And at first, it seemed like that might happen.
More than 450 clergy abuse victims filed claims by a March 2021 deadline.
In June 2022, a committee of abuse survivors was about to sit down with archdiocese officials, including Archbishop Aymond, to begin mediation in hopes of negotiating a settlement. But two hours before that first meeting, U.S. Bankruptcy Judge Meredith Grabill stopped it and announced that most of the survivors, including Adams, would be removed from the committee because their attorney, Richard Trahant, had disclosed confidential information from the case.
It later came out in court records that Trahant had tipped off his cousin, the principal of Brother Martin High School, that the school’s chaplain, the Rev. Paul Hart, had admitted in church files to having had sexual contact with a 16-year-old girl. The Times-Picayune reported the Archdiocese hadn’t considered Hart’s actions to be child sexual abuse because church law at the time still considered 16-year-olds adults.
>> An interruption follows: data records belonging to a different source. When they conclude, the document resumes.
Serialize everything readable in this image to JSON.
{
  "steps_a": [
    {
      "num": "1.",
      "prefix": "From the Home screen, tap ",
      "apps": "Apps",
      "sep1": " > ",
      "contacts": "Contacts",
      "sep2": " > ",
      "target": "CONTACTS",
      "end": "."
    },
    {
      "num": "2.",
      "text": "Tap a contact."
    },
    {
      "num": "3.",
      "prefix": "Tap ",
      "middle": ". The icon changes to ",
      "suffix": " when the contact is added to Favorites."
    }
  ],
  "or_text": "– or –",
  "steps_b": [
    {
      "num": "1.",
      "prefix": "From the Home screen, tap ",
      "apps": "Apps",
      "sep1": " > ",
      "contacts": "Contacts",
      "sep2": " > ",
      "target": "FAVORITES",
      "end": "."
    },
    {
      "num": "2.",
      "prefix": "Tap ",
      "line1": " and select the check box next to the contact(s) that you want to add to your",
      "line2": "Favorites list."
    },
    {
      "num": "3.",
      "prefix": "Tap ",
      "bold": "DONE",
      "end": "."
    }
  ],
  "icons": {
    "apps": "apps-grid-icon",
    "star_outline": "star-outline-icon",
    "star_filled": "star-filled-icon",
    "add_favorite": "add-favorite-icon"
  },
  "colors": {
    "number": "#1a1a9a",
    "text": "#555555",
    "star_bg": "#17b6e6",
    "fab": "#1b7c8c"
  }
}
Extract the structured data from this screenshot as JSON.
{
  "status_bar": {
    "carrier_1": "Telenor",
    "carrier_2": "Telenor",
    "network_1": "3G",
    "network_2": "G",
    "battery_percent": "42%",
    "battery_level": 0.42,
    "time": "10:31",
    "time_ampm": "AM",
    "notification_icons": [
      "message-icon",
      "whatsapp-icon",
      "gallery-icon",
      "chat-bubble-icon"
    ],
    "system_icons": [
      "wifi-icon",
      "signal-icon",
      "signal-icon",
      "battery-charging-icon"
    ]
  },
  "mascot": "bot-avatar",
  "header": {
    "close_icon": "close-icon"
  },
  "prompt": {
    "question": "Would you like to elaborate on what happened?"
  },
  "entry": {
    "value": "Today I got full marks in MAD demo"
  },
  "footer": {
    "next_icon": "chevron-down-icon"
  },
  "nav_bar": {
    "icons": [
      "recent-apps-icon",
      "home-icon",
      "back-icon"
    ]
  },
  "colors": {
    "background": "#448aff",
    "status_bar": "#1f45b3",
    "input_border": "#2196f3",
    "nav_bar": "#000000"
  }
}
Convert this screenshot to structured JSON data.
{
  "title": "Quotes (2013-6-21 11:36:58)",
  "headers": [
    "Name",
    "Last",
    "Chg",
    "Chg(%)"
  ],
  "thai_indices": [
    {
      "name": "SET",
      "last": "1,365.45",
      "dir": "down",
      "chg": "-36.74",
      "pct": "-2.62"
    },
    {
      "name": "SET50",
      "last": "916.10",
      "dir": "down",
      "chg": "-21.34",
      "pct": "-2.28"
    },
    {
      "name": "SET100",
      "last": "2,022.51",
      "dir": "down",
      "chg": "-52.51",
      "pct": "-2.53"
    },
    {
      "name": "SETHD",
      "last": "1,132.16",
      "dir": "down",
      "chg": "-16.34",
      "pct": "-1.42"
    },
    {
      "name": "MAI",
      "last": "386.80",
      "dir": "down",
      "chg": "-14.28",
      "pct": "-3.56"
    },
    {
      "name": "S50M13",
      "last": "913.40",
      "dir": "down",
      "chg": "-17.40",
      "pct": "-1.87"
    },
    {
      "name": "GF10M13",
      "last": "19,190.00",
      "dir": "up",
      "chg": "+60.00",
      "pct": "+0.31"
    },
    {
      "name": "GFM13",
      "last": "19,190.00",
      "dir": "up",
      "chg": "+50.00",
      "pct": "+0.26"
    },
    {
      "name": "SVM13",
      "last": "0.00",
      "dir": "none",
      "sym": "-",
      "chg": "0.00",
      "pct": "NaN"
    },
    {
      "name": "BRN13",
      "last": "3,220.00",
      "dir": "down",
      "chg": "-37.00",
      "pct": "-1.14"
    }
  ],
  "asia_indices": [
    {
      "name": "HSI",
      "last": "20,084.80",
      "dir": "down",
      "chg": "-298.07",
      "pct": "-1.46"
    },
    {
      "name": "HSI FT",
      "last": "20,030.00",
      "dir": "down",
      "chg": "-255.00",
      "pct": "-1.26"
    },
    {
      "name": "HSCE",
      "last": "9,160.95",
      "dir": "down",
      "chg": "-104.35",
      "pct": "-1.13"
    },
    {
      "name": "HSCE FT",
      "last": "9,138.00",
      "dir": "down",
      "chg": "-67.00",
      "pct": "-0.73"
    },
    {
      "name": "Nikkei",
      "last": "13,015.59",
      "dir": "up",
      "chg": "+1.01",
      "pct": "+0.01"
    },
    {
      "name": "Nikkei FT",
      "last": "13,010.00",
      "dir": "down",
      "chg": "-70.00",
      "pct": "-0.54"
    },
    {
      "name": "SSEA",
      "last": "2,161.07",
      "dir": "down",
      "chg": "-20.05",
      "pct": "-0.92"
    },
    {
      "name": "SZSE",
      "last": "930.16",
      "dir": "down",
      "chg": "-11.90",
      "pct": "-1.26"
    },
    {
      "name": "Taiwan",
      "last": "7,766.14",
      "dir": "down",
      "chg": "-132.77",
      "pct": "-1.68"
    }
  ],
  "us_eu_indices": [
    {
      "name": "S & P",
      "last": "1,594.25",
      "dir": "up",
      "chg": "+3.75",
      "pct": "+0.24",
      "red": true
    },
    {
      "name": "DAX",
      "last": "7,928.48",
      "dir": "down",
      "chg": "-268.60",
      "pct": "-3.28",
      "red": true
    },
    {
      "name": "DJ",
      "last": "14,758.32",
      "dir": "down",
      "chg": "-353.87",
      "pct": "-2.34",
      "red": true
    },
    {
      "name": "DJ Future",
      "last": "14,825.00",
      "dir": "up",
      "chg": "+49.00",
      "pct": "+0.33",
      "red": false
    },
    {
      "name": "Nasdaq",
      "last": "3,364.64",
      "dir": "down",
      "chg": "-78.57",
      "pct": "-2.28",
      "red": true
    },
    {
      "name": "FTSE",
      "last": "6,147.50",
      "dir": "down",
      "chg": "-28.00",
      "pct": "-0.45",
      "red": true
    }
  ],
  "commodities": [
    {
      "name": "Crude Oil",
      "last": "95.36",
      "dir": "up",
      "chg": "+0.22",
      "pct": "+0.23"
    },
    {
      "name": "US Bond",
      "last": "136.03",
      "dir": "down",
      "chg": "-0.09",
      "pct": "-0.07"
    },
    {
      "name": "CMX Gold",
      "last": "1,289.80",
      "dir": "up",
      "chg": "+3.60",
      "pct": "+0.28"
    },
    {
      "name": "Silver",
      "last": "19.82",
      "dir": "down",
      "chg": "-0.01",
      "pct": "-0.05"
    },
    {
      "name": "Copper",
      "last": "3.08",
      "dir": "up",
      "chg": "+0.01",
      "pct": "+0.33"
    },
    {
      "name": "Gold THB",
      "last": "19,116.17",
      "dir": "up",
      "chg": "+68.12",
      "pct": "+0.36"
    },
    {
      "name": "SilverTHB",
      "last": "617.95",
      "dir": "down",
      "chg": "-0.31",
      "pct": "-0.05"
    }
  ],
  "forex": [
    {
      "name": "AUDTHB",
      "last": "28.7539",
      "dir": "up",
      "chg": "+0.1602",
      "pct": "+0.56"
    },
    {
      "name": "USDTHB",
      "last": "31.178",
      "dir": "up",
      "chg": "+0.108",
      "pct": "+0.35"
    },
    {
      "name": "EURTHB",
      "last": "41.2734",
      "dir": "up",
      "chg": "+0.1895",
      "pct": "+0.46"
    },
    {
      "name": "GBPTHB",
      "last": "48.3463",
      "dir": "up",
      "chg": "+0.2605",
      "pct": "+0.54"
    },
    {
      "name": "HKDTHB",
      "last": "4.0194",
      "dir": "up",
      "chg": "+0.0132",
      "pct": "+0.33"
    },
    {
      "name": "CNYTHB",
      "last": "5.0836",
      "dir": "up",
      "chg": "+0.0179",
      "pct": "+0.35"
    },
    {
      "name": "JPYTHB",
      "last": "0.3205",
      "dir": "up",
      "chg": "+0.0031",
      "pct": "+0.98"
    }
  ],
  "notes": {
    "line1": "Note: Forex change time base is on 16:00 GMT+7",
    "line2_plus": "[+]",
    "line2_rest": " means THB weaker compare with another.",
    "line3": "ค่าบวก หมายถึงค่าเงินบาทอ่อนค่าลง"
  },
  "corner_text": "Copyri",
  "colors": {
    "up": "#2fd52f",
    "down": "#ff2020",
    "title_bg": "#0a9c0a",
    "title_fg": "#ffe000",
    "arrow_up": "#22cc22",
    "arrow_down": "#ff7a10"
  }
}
That conflicted with state law at the time and the church law was later changed, after the Boston Globe “Spotlight” investigation in 2002 exposed rampant abuse and coverups in the Boston Archdiocese and started a nationwide reckoning for the church.